Skipton Building Society is expanding the pool of aspiring homeowners who can apply for its success mortgage to support more “privileged renters”.
The move could potentially help people who have moved from home ownership back into the rental sector, for example due to a divorce or move.
The zero-deposit mortgage deal was launched back in May and was aimed at first-time buyers. Skipton said more than £40 million of mortgage applications had been received since then.
More than half of applicants have purchased terraced homes so far and almost a fifth (17%) of applicants are based in Scotland, the company said.
We actively reviewed the product and listened to feedback from our customers. Our focus has been on how we can evolve it to help more people break free from the stuck rental cycle
Skipton announced on Monday that people who were previously homeowners but have not owned a home in the last three years, as well as first-time buyers, can now apply for the deal.
The company’s success mortgage is a five-year, fee-free fixed-interest product with an interest rate of 6.19% and a maximum term of 35 years.
Figures from Moneyfactscompare.co.uk on Friday last week showed that the average five-year fixed-rate mortgage for residential and owner-occupied properties on the market was 6.19%, although this was true across all deposit sizes, whereas people are accessing it with the Skipton deal can property managers without deposit.
When the deal launched in May, the company made it generally available to first-time buyers across the UK. Renters aged 21 and over may be able to take out a mortgage of 95 to 100% of the value of the property they wish to purchase.
In return, they must have a strong track record of paying their rent and demonstrate a rental history of at least 12 months.
This proof can be provided, for example, through account statements or a letter from a registered broker.
Skipton said that as a responsible lender, it ensures that each applicant’s monthly mortgage payment is not higher than the average of the rental costs they paid over the last six months.
For example, a tenant who paid an average of £800 a month over the last six months would have a maximum monthly mortgage payment of £800.
In the Track Record Mortgage Terms and Conditions on its website, Skipton stated that the company does not lend for newly built homes, but does accept applications for newly built homes.
Charlotte Harrison, CEO of Home Finance at Skipton, said: “Following the successful launch of our Track Record Mortgage for first-time buyers, we have been actively reviewing the product and listening to customer feedback and focusing on how we can develop it further to benefit you to help.” More and more people are freeing themselves from the deadlocked rental cycle.
“I am proud to announce that starting today, we are expanding product eligibility to renters who previously owned a home.
“Unfortunately, there are a number of reasons why people fall off the property ladder, from divorce to moving to a new area to serious illness. However, for many, getting back onto the property ladder can be difficult, leaving many trapped in staying in renting, even after previously owning a home.

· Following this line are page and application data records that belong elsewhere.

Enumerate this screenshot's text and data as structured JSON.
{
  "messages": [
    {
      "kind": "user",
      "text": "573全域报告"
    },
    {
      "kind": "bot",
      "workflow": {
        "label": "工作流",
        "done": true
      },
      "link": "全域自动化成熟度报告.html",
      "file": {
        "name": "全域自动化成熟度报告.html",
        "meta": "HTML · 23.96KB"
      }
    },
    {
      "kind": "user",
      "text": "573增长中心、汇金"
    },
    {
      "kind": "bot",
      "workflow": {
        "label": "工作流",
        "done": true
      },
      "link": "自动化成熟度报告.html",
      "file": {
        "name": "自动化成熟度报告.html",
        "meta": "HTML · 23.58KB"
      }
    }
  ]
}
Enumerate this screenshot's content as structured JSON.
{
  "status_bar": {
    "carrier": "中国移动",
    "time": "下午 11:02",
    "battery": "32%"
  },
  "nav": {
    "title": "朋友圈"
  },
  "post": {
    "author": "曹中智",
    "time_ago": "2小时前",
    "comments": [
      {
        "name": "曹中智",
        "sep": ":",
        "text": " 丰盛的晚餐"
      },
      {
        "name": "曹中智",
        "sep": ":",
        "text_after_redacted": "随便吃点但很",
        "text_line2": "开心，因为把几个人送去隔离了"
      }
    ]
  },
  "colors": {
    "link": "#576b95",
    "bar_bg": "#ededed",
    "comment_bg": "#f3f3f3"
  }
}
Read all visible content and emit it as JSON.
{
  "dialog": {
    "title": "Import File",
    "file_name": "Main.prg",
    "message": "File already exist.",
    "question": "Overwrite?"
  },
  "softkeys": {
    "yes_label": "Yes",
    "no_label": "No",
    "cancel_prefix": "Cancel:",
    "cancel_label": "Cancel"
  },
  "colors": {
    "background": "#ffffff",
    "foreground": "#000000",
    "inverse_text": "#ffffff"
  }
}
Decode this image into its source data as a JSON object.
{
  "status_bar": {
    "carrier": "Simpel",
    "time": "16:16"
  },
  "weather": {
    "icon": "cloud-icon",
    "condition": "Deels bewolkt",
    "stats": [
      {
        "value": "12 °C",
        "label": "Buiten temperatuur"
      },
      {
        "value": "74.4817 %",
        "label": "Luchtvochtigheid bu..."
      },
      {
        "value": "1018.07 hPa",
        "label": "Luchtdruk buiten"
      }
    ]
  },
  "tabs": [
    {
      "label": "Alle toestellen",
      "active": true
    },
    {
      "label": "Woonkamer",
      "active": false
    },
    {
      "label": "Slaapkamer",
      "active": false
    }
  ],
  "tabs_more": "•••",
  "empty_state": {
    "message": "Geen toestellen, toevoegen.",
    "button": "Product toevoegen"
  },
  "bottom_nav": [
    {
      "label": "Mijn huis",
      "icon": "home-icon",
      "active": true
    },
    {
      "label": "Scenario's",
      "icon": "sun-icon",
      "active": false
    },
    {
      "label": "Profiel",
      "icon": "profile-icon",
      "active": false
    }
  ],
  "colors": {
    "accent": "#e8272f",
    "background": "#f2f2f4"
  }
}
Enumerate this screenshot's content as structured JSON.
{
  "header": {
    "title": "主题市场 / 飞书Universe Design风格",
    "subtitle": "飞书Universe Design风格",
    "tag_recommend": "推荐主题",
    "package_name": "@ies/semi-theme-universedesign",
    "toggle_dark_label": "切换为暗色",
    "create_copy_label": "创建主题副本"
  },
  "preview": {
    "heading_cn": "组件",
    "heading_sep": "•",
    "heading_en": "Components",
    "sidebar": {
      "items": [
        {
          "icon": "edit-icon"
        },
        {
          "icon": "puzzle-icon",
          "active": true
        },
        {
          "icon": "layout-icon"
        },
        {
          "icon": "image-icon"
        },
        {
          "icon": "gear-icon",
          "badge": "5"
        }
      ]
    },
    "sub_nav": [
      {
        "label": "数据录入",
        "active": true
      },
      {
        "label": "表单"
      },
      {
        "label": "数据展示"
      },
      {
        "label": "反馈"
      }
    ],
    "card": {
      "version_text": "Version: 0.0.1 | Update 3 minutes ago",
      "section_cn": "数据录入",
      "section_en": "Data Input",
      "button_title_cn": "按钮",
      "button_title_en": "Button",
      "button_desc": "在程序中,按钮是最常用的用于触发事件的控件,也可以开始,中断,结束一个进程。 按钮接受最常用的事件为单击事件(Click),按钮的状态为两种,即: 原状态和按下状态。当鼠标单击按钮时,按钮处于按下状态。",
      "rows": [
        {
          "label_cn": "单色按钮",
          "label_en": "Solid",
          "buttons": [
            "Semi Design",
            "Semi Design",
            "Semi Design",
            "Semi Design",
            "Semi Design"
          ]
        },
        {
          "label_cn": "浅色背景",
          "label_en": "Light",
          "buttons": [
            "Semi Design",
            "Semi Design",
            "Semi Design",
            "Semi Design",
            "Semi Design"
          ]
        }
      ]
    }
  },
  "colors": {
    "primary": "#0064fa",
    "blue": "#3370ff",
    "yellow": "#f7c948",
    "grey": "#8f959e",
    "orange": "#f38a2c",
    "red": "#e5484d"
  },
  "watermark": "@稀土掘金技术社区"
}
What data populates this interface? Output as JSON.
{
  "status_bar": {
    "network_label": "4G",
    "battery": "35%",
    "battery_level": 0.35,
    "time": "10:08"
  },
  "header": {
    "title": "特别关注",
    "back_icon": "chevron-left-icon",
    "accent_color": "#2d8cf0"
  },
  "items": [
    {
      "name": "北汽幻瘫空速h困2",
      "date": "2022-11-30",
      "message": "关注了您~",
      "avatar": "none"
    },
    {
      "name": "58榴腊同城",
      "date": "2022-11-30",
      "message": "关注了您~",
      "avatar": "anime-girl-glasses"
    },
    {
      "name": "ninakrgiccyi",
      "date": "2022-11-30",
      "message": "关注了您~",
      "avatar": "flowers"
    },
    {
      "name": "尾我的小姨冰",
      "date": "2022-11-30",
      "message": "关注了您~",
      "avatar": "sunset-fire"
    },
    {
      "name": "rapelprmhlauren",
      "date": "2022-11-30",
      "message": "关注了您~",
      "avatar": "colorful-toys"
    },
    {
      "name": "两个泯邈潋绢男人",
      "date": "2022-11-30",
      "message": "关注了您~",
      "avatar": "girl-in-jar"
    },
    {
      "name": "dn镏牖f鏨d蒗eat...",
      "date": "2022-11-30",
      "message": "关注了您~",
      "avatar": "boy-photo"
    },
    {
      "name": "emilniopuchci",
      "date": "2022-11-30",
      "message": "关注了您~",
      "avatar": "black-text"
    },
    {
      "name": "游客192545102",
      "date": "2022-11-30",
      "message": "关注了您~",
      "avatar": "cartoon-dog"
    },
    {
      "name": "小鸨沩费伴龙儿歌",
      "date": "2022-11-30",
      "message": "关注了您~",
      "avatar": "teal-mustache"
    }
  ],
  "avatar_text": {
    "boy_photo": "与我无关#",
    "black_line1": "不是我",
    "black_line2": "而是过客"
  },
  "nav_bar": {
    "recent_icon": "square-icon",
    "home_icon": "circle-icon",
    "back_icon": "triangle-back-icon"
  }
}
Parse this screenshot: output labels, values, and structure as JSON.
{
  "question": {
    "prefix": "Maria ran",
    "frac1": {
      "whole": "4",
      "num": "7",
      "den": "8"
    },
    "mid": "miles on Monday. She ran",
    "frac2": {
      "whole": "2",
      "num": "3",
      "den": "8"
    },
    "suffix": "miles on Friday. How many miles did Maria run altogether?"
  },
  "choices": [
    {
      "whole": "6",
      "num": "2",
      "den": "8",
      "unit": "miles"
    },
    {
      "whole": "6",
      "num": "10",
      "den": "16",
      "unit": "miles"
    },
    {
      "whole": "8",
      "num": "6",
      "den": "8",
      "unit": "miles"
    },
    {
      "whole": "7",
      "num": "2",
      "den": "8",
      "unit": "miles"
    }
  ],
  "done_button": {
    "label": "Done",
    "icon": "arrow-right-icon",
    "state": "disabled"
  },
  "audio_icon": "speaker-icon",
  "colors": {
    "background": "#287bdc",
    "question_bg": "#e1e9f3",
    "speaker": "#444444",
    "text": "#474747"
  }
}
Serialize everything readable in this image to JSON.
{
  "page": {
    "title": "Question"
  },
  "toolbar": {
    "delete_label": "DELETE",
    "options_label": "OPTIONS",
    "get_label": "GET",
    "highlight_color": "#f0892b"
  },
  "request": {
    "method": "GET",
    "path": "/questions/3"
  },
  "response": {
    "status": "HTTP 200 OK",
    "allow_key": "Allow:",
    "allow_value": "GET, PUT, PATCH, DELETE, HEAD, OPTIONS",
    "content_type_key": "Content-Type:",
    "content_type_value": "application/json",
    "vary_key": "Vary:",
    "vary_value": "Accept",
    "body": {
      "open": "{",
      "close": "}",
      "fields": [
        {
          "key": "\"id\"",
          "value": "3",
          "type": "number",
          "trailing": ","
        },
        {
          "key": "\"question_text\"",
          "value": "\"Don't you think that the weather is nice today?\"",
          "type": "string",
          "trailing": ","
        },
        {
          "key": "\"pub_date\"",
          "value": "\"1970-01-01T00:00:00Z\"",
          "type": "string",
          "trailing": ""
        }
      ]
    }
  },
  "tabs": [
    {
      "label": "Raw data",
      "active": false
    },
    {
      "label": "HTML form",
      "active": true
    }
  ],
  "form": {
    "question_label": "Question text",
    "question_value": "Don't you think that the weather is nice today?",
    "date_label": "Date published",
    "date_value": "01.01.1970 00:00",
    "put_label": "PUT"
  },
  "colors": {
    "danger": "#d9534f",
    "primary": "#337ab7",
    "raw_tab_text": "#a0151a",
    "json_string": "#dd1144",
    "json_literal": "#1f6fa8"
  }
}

“The significant rise in property prices in recent years and the associated costs associated with purchasing a home means that even after retaining equity from a previous property sale, securing a deposit while renting is still a barrier to represents those trying to get back on the ladder.
“We launched our Track Record Mortgage because we identified a clear gap in the market for people who have been making rental payments over a long period of time and can clearly demonstrate the affordability of a mortgage – but there was no solution for them to buy a property , because there is a lack of savings or access to family assets.
“People caught in the rent trap is one of the UK’s biggest housing challenges, having a massive impact on the fabric of our society. As rising rents and the rising cost of living further impact people’s ability to save for a house deposit, it is becoming almost impossible for them to climb the property ladder. By expanding our lending criteria, we can help more people get the keys to their home.”
https://www.standard.co.uk/business/money/building-society-s-new-mortgage-aims-to-get-renters-back-on-property-ladder-b1104548.html The building society’s new mortgage aims to get tenants back on the property ladder